It commemorates the second anniversary of the founding of the Engineering School of Civil Engineering and Port to issue a souvenir sheet and an independent label. The momentum of public works took on Spain in the early nineteenth century necessitated the creation of the School of Civil Engineering, opened in 1802. The promoter of the idea was Agustin de Betancourt, who is considered father of civil engineering in our country. Born in Puerto de la Cruz (Tenerife) in 1758. Of good education and with a great capacity for science and mechanical arts, he studied at the Royal Academy of Fine Arts in Madrid, where he acquired a solid knowledge of mathematics, physics and drawing. For his great skill, was entrusted with studying the operation of the mercury mines of Almaden and won a scholarship to study mining engineering in Paris. Their work covers many different areas of science, such as "fire bomb" or steam engine double acting, hydraulic, electrical and optical telegraphy. He performed in major public works of the era and its ideas, outlined in a document of 1803 the Minister of State under the title News about the state of roads and waterways of Spain, became the program of actions for the coming years. In 1807 he left Spain and after passing through Paris was established in St. Petersburg (Russia), where he died in 1824.

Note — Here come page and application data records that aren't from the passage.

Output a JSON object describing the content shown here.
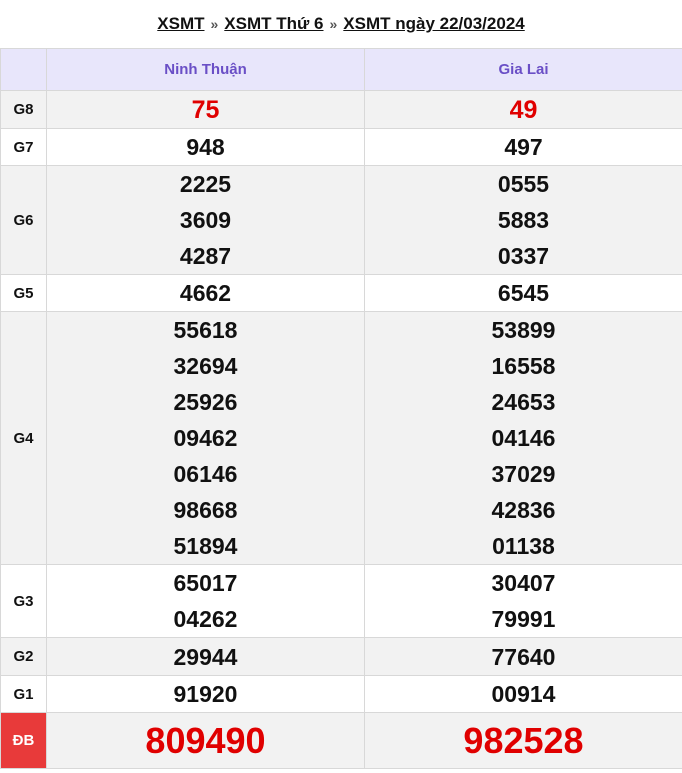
{
  "breadcrumb": {
    "item1": "XSMT",
    "sep": "»",
    "item2": "XSMT Thứ 6",
    "item3": "XSMT ngày 22/03/2024"
  },
  "provinces": [
    "Ninh Thuận",
    "Gia Lai"
  ],
  "prizes": {
    "g8": {
      "label": "G8",
      "values": [
        [
          "75"
        ],
        [
          "49"
        ]
      ]
    },
    "g7": {
      "label": "G7",
      "values": [
        [
          "948"
        ],
        [
          "497"
        ]
      ]
    },
    "g6": {
      "label": "G6",
      "values": [
        [
          "2225",
          "3609",
          "4287"
        ],
        [
          "0555",
          "5883",
          "0337"
        ]
      ]
    },
    "g5": {
      "label": "G5",
      "values": [
        [
          "4662"
        ],
        [
          "6545"
        ]
      ]
    },
    "g4": {
      "label": "G4",
      "values": [
        [
          "55618",
          "32694",
          "25926",
          "09462",
          "06146",
          "98668",
          "51894"
        ],
        [
          "53899",
          "16558",
          "24653",
          "04146",
          "37029",
          "42836",
          "01138"
        ]
      ]
    },
    "g3": {
      "label": "G3",
      "values": [
        [
          "65017",
          "04262"
        ],
        [
          "30407",
          "79991"
        ]
      ]
    },
    "g2": {
      "label": "G2",
      "values": [
        [
          "29944"
        ],
        [
          "77640"
        ]
      ]
    },
    "g1": {
      "label": "G1",
      "values": [
        [
          "91920"
        ],
        [
          "00914"
        ]
      ]
    },
    "db": {
      "label": "ĐB",
      "values": [
        [
          "809490"
        ],
        [
          "982528"
        ]
      ]
    }
  },
  "colors": {
    "header_bg": "#e8e6fb",
    "header_text": "#6a4fc6",
    "highlight_red": "#e00000",
    "db_label_bg": "#e83a3a",
    "alt_row_bg": "#f2f2f2"
  }
}
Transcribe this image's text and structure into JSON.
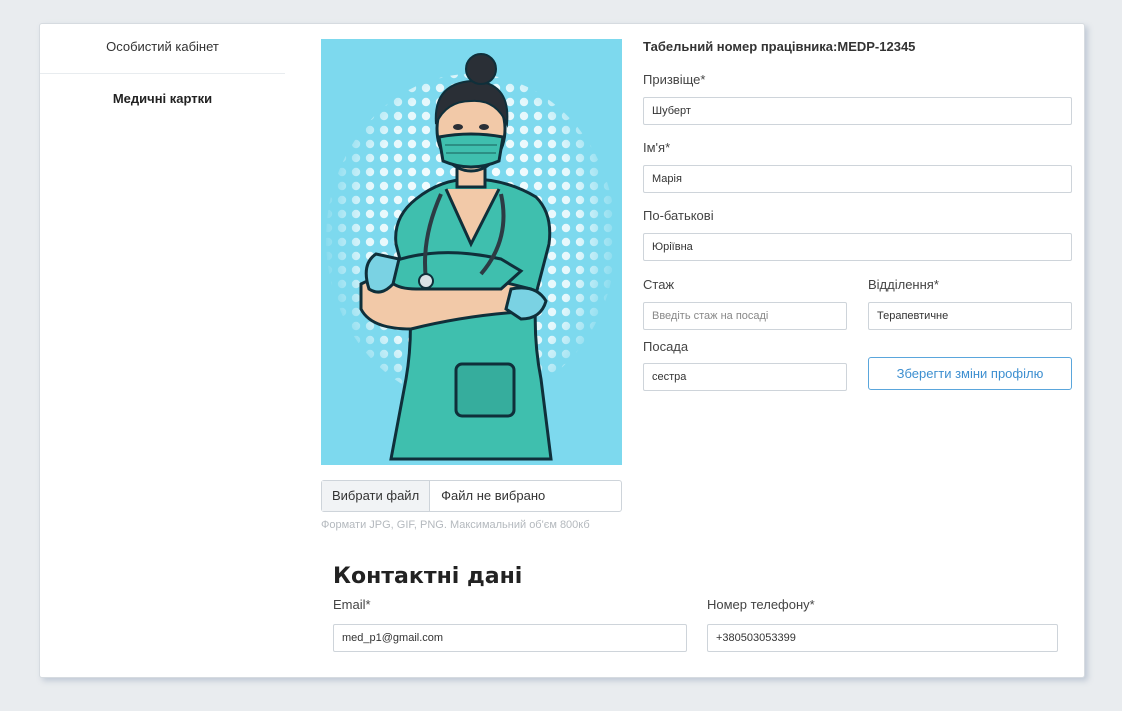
{
  "sidebar": {
    "items": [
      {
        "label": "Особистий кабінет"
      },
      {
        "label": "Медичні картки"
      }
    ]
  },
  "photo": {
    "file_button_label": "Вибрати файл",
    "file_status": "Файл не вибрано",
    "hint": "Формати JPG, GIF, PNG. Максимальний об'єм 800кб"
  },
  "profile": {
    "employee_id_label": "Табельний номер працівника:",
    "employee_id_value": "MEDP-12345",
    "surname": {
      "label": "Призвіще*",
      "value": "Шуберт"
    },
    "name": {
      "label": "Ім'я*",
      "value": "Марія"
    },
    "patronymic": {
      "label": "По-батькові",
      "value": "Юріївна"
    },
    "experience": {
      "label": "Стаж",
      "value": "",
      "placeholder": "Введіть стаж на посаді"
    },
    "department": {
      "label": "Відділення*",
      "value": "Терапевтичне"
    },
    "position": {
      "label": "Посада",
      "value": "сестра"
    },
    "save_button_label": "Зберегти зміни профілю"
  },
  "contacts": {
    "title": "Контактні дані",
    "email": {
      "label": "Email*",
      "value": "med_p1@gmail.com"
    },
    "phone": {
      "label": "Номер телефону*",
      "value": "+380503053399"
    }
  },
  "colors": {
    "photo_bg": "#7dd9ee",
    "scrubs": "#3fbfae",
    "accent": "#3d8fd0"
  }
}
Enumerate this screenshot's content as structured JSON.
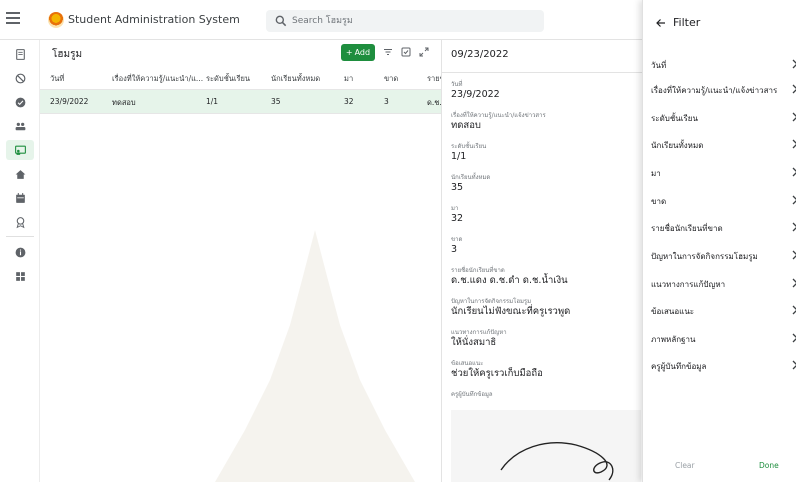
{
  "app": {
    "title": "Student Administration System",
    "search_placeholder": "Search โฮมรูม",
    "accent_color": "#1e8e3e"
  },
  "rail": {
    "items": [
      {
        "name": "document-icon"
      },
      {
        "name": "block-icon"
      },
      {
        "name": "check-circle-icon"
      },
      {
        "name": "people-icon"
      },
      {
        "name": "classroom-icon",
        "active": true
      },
      {
        "name": "home-icon"
      },
      {
        "name": "calendar-icon"
      },
      {
        "name": "badge-icon"
      },
      {
        "name": "info-icon"
      },
      {
        "name": "grid-icon"
      }
    ]
  },
  "list": {
    "title": "โฮมรูม",
    "add_label": "Add",
    "columns": [
      "วันที่",
      "เรื่องที่ให้ความรู้/แนะนำ/แ...",
      "ระดับชั้นเรียน",
      "นักเรียนทั้งหมด",
      "มา",
      "ขาด",
      "รายชื่"
    ],
    "rows": [
      {
        "cells": [
          "23/9/2022",
          "ทดสอบ",
          "1/1",
          "35",
          "32",
          "3",
          "ด.ช.แ"
        ]
      }
    ]
  },
  "detail": {
    "title": "09/23/2022",
    "fields": [
      {
        "label": "วันที่",
        "value": "23/9/2022"
      },
      {
        "label": "เรื่องที่ให้ความรู้/แนะนำ/แจ้งข่าวสาร",
        "value": "ทดสอบ"
      },
      {
        "label": "ระดับชั้นเรียน",
        "value": "1/1"
      },
      {
        "label": "นักเรียนทั้งหมด",
        "value": "35"
      },
      {
        "label": "มา",
        "value": "32"
      },
      {
        "label": "ขาด",
        "value": "3"
      },
      {
        "label": "รายชื่อนักเรียนที่ขาด",
        "value": "ด.ช.แดง ด.ช.ดำ ด.ช.น้ำเงิน"
      },
      {
        "label": "ปัญหาในการจัดกิจกรรมโฮมรูม",
        "value": "นักเรียนไม่ฟังขณะที่ครูเรวพูด"
      },
      {
        "label": "แนวทางการแก้ปัญหา",
        "value": "ให้นั่งสมาธิ"
      },
      {
        "label": "ข้อเสนอแนะ",
        "value": "ช่วยให้ครูเรวเก็บมือถือ"
      },
      {
        "label": "ครูผู้บันทึกข้อมูล",
        "value": ""
      }
    ]
  },
  "filter": {
    "title": "Filter",
    "items": [
      "วันที่",
      "เรื่องที่ให้ความรู้/แนะนำ/แจ้งข่าวสาร",
      "ระดับชั้นเรียน",
      "นักเรียนทั้งหมด",
      "มา",
      "ขาด",
      "รายชื่อนักเรียนที่ขาด",
      "ปัญหาในการจัดกิจกรรมโฮมรูม",
      "แนวทางการแก้ปัญหา",
      "ข้อเสนอแนะ",
      "ภาพหลักฐาน",
      "ครูผู้บันทึกข้อมูล"
    ],
    "clear_label": "Clear",
    "done_label": "Done"
  }
}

Studies of Civil Engineers began in 1802 in the palace of the Buen Retiro (Madrid). In the first group left five students. After several interruptions, in 1834 the school finally opened under the direction of José Agustín de Larramendi. He stepped down Juan Suberco, who expanded and improved the curriculum and raising the scientific level of the station at the height of the most prestigious of the time. In the souvenir sheet, consisting of three stamps, reproduce Tui International Bridge, which links to Valença do Minho (Portugal), Strait Dam Bridge (Lorca) and the Port of Musel (Gijón). In the vignette is a picture of Agustín de Betancourt.
Stamp Issue: 2003-03-21